  • Slaughter-Acey, J.C.; Sealy-Jefferson, S.; Helmkamp, L.; Caldwell, C. H.; Osypuk, T.L.; Platt, R.W.; Straughen, J.K.; Dailey-Okezie, R.K.; Abeysekara, P. and Misra, D.P. (2016) “Racism in the form of micro aggressions and the risk of preterm birth among Black women”. Annals of Epidemiology; 26(1):7-13. e1 PMC4688115.
  • Theresa L. Osypuk, Alvaro Alonso, Lisa M. Bates. (2015) “Understanding the healthy immigrant effect and cardiovascular disease: looking to big data and beyond.” Circulation. Oct 20;132(16):1522-4. doi: 10.1161/CIRCULATIONAHA.115.018707
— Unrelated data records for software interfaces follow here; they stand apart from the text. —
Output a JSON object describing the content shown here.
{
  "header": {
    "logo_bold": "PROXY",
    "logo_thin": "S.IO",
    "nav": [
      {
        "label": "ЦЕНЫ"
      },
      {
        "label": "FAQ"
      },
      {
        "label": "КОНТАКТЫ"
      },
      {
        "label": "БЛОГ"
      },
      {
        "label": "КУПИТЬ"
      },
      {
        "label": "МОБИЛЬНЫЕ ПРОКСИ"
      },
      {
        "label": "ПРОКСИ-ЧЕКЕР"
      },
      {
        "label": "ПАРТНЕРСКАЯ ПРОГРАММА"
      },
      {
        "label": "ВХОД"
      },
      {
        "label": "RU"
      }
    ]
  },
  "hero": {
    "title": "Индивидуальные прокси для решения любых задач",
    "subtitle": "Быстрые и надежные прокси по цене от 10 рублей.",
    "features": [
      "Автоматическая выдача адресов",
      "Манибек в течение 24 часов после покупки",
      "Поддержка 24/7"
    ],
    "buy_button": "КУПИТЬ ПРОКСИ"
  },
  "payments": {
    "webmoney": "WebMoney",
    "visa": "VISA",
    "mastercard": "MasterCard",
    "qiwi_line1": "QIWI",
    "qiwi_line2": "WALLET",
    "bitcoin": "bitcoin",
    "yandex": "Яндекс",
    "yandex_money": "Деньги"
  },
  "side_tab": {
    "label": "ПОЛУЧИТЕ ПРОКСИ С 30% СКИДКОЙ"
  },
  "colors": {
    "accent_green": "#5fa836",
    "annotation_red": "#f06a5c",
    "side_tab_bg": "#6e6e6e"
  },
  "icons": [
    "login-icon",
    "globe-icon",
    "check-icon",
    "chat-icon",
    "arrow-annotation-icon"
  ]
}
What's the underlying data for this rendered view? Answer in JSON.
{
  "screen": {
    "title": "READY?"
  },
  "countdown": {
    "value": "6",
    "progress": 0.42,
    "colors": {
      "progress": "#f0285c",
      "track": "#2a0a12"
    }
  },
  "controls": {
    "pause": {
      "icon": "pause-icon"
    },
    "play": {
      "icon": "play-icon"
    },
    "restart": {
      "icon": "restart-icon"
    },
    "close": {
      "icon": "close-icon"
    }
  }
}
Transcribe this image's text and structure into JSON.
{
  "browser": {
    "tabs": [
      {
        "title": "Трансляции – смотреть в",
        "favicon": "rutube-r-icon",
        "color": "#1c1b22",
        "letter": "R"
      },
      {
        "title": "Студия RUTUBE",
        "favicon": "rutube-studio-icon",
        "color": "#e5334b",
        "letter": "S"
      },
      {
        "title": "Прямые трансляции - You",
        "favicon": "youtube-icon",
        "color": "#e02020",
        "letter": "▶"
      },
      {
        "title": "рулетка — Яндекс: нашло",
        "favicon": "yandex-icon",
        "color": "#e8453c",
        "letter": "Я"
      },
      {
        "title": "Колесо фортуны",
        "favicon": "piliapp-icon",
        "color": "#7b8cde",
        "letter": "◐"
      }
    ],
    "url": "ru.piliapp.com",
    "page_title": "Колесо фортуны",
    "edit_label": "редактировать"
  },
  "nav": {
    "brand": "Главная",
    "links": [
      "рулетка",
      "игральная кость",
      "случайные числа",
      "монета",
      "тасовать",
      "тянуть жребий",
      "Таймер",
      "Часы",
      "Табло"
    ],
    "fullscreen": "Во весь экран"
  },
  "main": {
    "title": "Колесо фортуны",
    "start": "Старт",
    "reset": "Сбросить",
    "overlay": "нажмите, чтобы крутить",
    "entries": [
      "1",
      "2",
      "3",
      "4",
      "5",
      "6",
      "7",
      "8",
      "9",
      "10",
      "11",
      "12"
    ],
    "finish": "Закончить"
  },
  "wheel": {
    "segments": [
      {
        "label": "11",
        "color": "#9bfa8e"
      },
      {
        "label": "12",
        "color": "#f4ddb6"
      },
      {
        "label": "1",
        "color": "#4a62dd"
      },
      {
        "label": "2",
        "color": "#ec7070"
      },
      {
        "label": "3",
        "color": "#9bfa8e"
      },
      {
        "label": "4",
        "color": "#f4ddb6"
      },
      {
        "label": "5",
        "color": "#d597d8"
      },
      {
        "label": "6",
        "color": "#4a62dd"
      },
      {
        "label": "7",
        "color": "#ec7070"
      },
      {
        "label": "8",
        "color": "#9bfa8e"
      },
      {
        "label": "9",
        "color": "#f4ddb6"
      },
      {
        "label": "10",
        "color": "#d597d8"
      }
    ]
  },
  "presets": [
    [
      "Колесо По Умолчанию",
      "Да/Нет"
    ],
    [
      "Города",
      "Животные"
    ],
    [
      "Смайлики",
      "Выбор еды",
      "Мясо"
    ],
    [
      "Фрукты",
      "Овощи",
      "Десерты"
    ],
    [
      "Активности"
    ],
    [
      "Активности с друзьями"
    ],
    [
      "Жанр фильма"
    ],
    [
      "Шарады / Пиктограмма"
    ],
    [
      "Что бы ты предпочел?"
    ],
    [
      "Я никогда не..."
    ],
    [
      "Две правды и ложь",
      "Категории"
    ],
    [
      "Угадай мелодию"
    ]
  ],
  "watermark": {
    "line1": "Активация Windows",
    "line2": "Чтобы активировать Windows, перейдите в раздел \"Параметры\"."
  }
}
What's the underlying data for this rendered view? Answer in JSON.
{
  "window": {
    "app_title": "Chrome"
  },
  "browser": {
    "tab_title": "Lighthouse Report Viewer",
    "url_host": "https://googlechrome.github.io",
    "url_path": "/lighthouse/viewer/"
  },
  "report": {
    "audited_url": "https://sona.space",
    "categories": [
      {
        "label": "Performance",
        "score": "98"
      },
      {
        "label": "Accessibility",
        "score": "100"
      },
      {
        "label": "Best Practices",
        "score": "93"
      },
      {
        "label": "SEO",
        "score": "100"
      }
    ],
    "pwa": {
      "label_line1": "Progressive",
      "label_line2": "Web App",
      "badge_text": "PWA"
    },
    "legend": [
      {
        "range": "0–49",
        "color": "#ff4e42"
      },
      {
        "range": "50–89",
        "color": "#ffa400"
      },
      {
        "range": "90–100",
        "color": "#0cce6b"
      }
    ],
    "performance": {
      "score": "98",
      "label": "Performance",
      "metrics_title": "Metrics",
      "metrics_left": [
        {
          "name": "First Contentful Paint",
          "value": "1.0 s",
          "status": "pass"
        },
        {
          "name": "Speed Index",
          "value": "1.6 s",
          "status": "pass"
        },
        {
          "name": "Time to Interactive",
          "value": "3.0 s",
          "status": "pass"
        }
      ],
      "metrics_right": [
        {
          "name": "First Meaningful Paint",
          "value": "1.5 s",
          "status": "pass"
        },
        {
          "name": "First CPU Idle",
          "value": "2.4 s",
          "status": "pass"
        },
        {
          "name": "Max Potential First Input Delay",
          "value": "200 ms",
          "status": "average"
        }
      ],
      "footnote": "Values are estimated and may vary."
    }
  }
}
  • Sandra S. Albrecht, Theresa L. Osypuk, Namratha R. Kandula, Linda C. Gallo, Félice Lê-Scherban, Sandi Shrager, Ana V. Diez Roux. (2015) Change in waist circumference with longer time in the United States among Hispanic and Chinese immigrants: the modifying role of the neighborhood built environment .Annals of Epidemiology; Oct;25(10):767-772 . doi: 10.1016/j.annepidem.2015.07.003. PMC4567919
  • Theresa L. Osypuk, Rebecca Kehm, Dawn P. Misra. (2015). “Where we used to live: Validating retrospective measures of childhood neighborhood context”. PLoS ONE. 10(4): e0124635. doi:10.1371/journal.pone.0124635 (Published: April 21, 2015). PMC4405544
  • Shawnita Sealy-Jefferson, Carmen Giurgescu, Dawn P. Misra, Theresa L. Osypuk. (2015) “Perceived Physical and Social Residential Environment and Preterm Delivery in African American Women.” American Journal of Epidemiology. Sep 15; 182(6):485-93. doi: 10.1093/aje/kwv106. doi: 10.1093/aje/kwv106
  • Carmen Giurgescu, Dawn P. Misra, Shawnita Sealy-Jefferson, Cleo Howard-Caldwell, T.N. Templin, Jaime C. Slaughter, Theresa L. Osypuk. (2015) The impact of neighborhood quality, perceived stress, and social support on depressive symptoms during pregnancy in African American women. Social Science & Medicine, Apr;130:172-80. doi: 10.1016/j.socscimed.2015.02.006. Available online 16 February 2015. doi:10.1016/j.socscimed.2015.02.006   PMC4431774
  • Marcia P. Jiménez, Theresa L. Osypuk, Sandra Arevalo, Katherine L. Tucker, Luis M. Falcon. (2015). Neighborhood Socioeconomic Context and Change in Allostatic Load Among Older Puerto Ricans: the Boston Puerto Rican Health Study. Journal of Health & Place. 33: 1-8. Accepted 2/1/15. Available online 20 February 2015. doi:10.1016/j.healthplace.2015.02.001 PMC4409499
  • Theresa L. Osypuk. (2015) “Shifting from policy relevance to policy translation: Do housing and neighborhoods affect children’s mental health?” Social Psychiatry and Psychiatric Epidemiology (50)2: 215-217. DOI: 10.1007/s00127-014-0998-6 PMID: 25527210
  • Kiarri N. Kershaw, Theresa L. Osypuk, D. Phuong Do, Peter J. De Chavez, Ana V. Diez Roux. (2015). Neighborhood-level racial/ethnic residential segregation and incident cardiovascular disease: The Multi-Ethnic Study of Atherosclerosis. Circulation. 131(2):141-8. PMC4293329.
  • Qiong Wu, Eric Tchetgen Tchetgen, Theresa Osypuk, Jennifer Weuve, Kellee White, Mahasin Mujahid, M. Maria Glymour. (2015) Estimating the cognitive effects of prevalent diabetes, recent onset diabetes, and duration of diabetes among older adults. Dementia and Geriatric Cognitive Disorders. 39(3-4): 239-49. PMID: 25613323.
  • Quynh C. Nguyen, Theresa L. Osypuk, Nicole Schmidt, M. Maria Glymour, Eric J. Tchetgen Tchetgen. (2015). “Practical Guidance for Conducting Mediation Analysis with Multiple Mediators using Inverse Odds Ratio Weighting”. American Journal of Epidemiology;181(5):349-56. Published March 1, 2015. Advance Access published February 17, 2015. doi: 10.1093/aje/kwu278.v PMC4339385